Last fall, the United Nations Environment Program started bandying about the term "Global Green New Deal." The idea referenced President Franklin D. Roosevelt's Great Depression-ending efforts; only this time around, those efforts would invest in green technology to mitigate both the global economic crisis and global warming.
Many national governments have climate regulation timetables that could go by the name "Green New Deal." Such efforts feature plans for cap-and-trade systems and incentives to encourage green-collar jobs. Australia's plan, though, has been shelved for now -- ironically a casualty of the very economic crisis it's meant to help soften.
According to Green Inc., Kevin Rudd, Australia's Prime Minister, announced Monday that the introduction of a cap-and-trade system would be delayed until mid-2011 and modified to allow new concessions to certain industries (like close-to-free emissions permits). Businesses had protested regulations during the current economic state, and it seemed unlikely the Australian senate would back the bill. Rudd, however, said the delay would be tempered by more ambitious goals in the future.
Components of the United States' "Green New Deal" are running at similarly slow speeds.

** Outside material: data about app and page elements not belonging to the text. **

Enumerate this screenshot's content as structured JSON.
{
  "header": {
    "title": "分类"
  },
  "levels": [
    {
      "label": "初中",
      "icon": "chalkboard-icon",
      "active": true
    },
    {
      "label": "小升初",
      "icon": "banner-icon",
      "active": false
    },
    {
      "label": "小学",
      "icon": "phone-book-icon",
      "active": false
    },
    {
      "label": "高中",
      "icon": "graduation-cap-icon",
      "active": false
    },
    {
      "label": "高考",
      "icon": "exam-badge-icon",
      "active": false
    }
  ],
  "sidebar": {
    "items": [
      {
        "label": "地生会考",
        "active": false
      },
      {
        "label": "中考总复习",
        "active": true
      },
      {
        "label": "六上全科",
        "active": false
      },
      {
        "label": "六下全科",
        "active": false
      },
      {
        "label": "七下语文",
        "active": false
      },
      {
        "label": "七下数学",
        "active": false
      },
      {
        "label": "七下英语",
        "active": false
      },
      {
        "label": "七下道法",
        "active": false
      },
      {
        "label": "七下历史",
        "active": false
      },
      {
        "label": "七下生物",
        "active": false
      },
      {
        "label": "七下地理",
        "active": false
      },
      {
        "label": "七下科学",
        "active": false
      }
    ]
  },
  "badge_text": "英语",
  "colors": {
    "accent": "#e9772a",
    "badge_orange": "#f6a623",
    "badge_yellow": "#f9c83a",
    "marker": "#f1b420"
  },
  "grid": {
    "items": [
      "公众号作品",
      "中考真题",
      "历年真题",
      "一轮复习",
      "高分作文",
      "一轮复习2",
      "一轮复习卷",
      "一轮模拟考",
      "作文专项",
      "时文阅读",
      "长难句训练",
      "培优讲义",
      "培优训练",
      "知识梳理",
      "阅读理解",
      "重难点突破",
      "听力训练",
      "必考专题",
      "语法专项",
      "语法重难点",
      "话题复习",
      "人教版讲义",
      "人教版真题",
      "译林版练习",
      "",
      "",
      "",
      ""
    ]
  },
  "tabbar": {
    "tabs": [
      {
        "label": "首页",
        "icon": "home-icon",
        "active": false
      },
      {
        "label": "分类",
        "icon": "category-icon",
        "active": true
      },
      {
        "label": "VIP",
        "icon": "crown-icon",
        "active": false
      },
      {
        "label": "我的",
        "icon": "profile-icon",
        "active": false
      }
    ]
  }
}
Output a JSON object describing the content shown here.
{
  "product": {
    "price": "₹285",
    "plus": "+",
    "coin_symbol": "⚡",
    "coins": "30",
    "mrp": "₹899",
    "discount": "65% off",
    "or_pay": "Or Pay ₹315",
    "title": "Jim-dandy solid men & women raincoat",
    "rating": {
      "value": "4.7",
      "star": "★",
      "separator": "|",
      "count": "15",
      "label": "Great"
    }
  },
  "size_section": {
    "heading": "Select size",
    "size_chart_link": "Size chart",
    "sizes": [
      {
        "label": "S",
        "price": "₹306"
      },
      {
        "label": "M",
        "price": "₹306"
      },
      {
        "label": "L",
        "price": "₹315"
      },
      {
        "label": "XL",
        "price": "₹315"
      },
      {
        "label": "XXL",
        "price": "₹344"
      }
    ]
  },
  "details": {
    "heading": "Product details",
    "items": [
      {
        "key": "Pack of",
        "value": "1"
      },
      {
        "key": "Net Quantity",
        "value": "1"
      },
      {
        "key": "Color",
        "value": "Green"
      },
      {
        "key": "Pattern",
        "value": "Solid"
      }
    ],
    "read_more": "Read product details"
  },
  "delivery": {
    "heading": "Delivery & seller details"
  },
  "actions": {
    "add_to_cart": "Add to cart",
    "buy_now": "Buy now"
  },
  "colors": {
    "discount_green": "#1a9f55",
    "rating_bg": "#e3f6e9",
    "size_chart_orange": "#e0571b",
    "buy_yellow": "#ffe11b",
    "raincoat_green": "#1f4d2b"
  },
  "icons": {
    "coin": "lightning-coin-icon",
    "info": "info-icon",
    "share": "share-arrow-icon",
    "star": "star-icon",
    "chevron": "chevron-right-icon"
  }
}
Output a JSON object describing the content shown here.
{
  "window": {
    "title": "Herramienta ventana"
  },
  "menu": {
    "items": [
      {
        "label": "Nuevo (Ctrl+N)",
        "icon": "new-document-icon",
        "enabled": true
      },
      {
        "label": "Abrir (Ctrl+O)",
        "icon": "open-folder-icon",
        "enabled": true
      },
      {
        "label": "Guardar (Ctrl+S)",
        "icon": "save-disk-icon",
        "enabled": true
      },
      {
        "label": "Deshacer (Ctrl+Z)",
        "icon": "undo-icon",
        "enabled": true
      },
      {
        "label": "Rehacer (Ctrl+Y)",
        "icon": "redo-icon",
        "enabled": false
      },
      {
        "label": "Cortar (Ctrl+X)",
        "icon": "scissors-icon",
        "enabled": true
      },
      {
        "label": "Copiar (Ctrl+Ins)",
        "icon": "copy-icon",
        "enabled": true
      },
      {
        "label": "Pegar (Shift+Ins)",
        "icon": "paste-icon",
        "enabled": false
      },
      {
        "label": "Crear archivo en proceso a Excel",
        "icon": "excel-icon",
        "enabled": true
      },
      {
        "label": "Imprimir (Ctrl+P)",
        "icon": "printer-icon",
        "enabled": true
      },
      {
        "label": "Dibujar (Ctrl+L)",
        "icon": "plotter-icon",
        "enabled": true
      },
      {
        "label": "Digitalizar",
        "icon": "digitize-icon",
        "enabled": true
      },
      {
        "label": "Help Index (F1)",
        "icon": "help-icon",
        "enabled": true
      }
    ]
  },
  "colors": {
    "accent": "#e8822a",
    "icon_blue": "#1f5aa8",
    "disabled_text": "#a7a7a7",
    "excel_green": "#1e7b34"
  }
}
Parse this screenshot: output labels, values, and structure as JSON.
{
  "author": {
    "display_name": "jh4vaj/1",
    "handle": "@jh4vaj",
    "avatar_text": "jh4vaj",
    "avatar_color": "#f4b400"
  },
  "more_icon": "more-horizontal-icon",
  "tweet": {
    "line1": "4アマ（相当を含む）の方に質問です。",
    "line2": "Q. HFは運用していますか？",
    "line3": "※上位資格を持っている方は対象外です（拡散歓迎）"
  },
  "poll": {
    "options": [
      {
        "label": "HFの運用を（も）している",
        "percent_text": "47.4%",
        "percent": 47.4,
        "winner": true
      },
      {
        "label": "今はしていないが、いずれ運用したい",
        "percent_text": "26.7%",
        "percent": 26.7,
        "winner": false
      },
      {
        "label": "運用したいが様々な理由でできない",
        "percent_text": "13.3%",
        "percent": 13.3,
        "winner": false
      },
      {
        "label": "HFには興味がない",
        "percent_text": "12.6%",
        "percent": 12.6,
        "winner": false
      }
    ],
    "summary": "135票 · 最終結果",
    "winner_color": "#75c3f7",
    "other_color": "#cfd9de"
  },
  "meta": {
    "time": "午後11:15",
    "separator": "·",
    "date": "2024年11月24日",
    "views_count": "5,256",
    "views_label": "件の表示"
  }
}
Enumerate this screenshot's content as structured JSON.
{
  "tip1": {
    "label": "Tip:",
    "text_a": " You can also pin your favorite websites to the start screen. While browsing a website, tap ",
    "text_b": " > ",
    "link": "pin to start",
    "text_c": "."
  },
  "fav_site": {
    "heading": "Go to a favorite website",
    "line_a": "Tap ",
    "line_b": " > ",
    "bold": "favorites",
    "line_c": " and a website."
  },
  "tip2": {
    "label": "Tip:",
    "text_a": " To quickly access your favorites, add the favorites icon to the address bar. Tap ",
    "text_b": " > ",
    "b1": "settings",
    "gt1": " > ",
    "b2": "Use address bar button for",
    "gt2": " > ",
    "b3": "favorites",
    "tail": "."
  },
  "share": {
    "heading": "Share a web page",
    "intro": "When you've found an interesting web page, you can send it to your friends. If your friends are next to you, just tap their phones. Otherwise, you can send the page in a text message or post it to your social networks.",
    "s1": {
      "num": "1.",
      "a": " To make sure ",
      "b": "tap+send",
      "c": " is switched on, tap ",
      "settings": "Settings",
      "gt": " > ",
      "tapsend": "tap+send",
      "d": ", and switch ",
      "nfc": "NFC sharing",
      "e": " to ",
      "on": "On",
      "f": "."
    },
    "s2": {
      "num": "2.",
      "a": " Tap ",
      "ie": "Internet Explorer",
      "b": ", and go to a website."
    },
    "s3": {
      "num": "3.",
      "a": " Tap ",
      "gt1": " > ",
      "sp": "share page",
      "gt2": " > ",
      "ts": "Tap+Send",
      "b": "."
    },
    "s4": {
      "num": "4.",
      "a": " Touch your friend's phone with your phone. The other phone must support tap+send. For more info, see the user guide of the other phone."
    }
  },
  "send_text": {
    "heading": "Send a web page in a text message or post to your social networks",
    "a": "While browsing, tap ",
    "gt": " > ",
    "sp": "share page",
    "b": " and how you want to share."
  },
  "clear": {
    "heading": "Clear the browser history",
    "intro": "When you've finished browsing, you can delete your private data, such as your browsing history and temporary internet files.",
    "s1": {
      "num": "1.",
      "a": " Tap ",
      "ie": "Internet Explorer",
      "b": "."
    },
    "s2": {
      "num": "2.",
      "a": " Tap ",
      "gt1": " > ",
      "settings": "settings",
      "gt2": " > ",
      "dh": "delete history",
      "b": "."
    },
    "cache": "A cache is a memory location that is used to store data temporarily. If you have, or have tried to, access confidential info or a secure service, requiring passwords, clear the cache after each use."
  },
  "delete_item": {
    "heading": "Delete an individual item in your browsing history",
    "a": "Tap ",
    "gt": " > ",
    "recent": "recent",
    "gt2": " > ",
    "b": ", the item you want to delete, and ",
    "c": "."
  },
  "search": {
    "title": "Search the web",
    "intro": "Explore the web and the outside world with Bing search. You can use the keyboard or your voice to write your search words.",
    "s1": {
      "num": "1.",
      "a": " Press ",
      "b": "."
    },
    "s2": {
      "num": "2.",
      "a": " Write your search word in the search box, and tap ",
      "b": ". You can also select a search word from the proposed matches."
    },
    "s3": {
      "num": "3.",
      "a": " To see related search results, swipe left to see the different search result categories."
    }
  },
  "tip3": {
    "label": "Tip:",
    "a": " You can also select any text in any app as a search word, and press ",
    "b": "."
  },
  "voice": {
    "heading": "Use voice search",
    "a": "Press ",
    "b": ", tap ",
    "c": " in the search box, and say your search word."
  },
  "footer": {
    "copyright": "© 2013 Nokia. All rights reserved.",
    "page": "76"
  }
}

President Obama has stressed that U.S. climate legislation may take longer than many had expected.